Items from an interface collection
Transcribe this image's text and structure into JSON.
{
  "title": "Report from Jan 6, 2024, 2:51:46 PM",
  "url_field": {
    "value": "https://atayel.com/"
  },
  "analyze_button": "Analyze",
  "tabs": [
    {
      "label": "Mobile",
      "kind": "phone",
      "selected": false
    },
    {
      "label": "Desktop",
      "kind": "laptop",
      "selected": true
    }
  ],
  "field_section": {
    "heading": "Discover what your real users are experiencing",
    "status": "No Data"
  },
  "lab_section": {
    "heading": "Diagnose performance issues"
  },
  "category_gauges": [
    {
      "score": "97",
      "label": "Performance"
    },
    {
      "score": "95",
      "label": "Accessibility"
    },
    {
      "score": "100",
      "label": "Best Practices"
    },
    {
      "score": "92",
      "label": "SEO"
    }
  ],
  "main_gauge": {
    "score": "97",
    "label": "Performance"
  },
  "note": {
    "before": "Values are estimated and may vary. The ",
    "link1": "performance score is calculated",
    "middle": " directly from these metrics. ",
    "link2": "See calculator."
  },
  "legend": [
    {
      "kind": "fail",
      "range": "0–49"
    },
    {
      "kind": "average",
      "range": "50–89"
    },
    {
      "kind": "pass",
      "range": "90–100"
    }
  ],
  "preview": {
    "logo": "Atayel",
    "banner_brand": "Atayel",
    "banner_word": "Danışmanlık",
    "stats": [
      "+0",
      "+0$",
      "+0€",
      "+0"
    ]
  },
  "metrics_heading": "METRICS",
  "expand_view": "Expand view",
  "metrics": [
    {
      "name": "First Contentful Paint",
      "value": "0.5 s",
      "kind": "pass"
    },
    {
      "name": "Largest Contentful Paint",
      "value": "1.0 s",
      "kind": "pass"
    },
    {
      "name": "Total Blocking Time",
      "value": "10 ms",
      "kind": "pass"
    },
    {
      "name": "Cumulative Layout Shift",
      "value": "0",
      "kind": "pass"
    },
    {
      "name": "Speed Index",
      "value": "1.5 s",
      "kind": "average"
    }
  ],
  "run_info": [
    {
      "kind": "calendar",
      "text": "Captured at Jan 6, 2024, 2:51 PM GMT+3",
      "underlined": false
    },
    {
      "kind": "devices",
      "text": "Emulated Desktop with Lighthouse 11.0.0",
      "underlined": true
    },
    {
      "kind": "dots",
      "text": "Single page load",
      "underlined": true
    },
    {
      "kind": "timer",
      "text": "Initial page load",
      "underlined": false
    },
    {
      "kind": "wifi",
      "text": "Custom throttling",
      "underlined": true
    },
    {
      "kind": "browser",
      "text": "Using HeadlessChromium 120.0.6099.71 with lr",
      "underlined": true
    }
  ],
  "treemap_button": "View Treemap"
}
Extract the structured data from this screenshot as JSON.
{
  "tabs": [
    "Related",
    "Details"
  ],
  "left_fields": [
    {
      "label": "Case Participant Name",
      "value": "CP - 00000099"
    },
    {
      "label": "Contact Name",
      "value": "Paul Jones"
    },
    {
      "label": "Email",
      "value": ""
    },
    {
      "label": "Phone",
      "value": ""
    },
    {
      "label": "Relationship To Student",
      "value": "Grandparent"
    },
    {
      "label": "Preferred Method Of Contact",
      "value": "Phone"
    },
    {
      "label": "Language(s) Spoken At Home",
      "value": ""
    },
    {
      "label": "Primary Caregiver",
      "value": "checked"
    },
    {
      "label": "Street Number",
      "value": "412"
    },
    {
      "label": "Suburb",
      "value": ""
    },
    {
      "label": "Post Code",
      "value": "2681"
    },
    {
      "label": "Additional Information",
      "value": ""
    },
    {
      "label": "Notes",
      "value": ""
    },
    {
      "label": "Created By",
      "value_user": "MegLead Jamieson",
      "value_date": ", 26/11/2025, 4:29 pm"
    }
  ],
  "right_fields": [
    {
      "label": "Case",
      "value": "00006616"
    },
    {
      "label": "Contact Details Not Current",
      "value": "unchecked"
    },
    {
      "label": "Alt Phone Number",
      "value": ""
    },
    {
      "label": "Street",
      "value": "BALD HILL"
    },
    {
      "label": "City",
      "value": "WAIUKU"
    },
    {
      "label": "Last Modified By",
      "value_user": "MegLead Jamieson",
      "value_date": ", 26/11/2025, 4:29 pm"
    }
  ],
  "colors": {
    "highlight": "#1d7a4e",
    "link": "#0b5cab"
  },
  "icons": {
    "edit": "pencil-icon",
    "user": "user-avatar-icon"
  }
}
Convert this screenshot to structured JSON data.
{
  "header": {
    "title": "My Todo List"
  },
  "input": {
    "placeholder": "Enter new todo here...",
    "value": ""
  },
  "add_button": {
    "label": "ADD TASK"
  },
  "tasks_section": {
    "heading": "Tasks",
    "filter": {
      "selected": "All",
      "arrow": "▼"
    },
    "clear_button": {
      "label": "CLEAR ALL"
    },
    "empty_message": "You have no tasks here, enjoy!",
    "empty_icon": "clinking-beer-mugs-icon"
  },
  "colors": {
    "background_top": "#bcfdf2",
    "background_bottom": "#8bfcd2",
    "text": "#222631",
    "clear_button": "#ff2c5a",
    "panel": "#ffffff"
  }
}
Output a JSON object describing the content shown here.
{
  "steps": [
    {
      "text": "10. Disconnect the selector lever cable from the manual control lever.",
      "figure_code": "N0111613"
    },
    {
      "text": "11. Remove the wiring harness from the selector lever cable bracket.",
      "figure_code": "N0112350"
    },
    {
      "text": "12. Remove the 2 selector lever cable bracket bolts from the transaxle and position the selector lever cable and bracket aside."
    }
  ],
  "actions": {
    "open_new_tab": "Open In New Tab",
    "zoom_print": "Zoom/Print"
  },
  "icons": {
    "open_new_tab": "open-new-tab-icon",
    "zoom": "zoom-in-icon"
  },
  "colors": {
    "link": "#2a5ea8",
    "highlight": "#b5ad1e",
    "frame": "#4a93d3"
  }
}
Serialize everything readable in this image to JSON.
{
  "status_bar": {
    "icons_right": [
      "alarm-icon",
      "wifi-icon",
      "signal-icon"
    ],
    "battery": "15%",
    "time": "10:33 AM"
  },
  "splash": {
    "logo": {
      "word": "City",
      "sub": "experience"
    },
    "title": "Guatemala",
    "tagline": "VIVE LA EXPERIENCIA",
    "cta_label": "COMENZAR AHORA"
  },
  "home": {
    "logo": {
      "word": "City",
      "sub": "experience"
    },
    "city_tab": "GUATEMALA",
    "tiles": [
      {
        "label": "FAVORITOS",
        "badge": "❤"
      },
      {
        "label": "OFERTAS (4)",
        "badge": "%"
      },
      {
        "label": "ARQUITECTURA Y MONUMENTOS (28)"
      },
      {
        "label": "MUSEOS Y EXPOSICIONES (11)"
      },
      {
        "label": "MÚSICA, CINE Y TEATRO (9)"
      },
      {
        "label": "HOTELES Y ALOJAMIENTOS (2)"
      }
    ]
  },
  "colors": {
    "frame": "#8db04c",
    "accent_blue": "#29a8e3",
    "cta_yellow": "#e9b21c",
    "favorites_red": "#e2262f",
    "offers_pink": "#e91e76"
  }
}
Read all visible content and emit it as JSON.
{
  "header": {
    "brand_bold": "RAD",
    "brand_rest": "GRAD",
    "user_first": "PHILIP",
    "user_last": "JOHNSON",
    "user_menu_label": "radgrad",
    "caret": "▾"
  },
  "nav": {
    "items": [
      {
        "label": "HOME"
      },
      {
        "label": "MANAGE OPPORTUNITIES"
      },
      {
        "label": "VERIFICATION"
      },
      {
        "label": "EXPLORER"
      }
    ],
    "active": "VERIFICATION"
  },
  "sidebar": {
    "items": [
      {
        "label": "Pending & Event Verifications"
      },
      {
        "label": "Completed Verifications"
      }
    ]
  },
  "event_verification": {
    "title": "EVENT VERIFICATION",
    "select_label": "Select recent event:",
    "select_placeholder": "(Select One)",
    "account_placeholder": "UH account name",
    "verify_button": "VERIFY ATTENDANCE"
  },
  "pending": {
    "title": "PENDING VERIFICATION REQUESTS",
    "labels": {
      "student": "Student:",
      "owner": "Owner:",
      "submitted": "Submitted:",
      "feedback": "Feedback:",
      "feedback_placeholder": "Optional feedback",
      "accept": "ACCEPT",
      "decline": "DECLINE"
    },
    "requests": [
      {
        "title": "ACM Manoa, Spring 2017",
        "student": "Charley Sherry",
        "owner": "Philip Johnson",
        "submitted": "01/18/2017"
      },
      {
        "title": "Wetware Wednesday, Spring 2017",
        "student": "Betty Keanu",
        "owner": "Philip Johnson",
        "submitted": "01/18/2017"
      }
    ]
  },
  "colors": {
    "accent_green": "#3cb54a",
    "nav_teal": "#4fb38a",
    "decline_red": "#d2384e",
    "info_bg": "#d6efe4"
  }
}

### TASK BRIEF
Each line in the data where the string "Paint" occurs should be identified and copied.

### SOLUTION TO THIS TASK
      "name": "First Contentful Paint",
      "name": "Largest Contentful Paint",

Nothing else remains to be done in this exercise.